Piketty’s book isn’t about South Africa; it is about global capitalism and how it has come to unfairly concentrate power in the hands of the few. In this regard apartheid capitalism makes South Africa an extreme of a global trend but by no means exceptional.
So this reality — the often direct causal relationship between the decisions of shareholders and many of the ills the social enterprise model seeks to address — asks serious questions of us as social entrepreneurs. Social enterprises do operate, after all, between two words: with a profit motive, but to also build social value as they do.
So with that being the case, what are we, as social entrepreneurs — and I reluctantly consider myself a social entrepreneur — doing?
Are we, in our words and work, responding to the social ills that underpin social enterprise as symptoms of, and I might even say caused by, unjust systems such as capitalism, sexism and racism — and working to dismantle these unjust systems of distributing power in society?
Or, are we profiting from the ills they cause — and feeling good about ourselves as we do — and not really dealing with their origins in these unjust systems?
Doing the former, could make social enterprise a force for good. The latter would make it a parasite. What I am saying is that social enterprises should be, as part of their primary mission, dismantling and replacing unjust social systems — otherwise they are likely parasites profiting from the undeserved hardship of others.
A good way to tell which of the two — force for good or parasite — a social enterprise is is by considering whether in its own ownership structures, business model and work is responding to issues in five areas.
Let’s start with the easy one first.
- Socioeconomic rights
This is where the work of most social enterprises is concentrated.
So, some questions:
- Do the owners and management of the social enterprise put themselves at risk and stand in solidarity in the streets with the communities they serve when corporations and the state conspire to silence dissent and protest against injustice and inequality?

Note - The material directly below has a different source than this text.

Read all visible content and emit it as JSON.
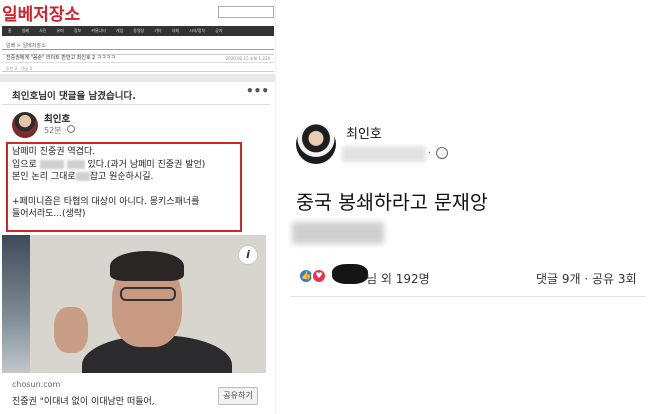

- Does the social enterprise working on, for example, the right to education see and respond to the dangers in the corporatisation and privatisation of this human right?
2. Ownership, influence, control and decision making.
Some more questions:
- Have the owners and management of the social enterprise considered and responded in some way to what of the tangible and intangible wealth they inherited from their parents were the fruits of unjust social systems?
- Does the social enterprise bring the community it serves on board as equitable partners with a fair, equal and democratic say in its decisions and operations?
- Does the social enterprise, in its work, do its part to attempt to redistribute the ownership of capital in our society more equitably?
3. Decent work
- Do the social enterprise’s own workers earn a living wage, and enjoy freedom, equity, security and dignity at work?
- Does the social enterprise agitate for this — a living wage, and freedom, equity, security and dignity at work — in the other organisations it works with?
4. The environment
- Does the social enterprise consider and respond to the adverse environmental impacts of its own work, and the tensions that exist between human development on one hand, and the sanctity of the environment on the other?
- Does it agitate, in its work, that others do the same?
The fifth and final area I consider among the more important of the issues.
5. Societal values
Does the social enterprise’s operations and work contribute to the very necessary shift in societal values from the current atomised, individualistic focus on the self, to the realisation that each of our being is bound up in the other’s? The decisions we make and actions we take affect others, so we have an ethical duty being human to consider their effects on others and to be accountable to them.
If the answers to most of these questions is no, then the social enterprise is, sadly, likely, a parasite.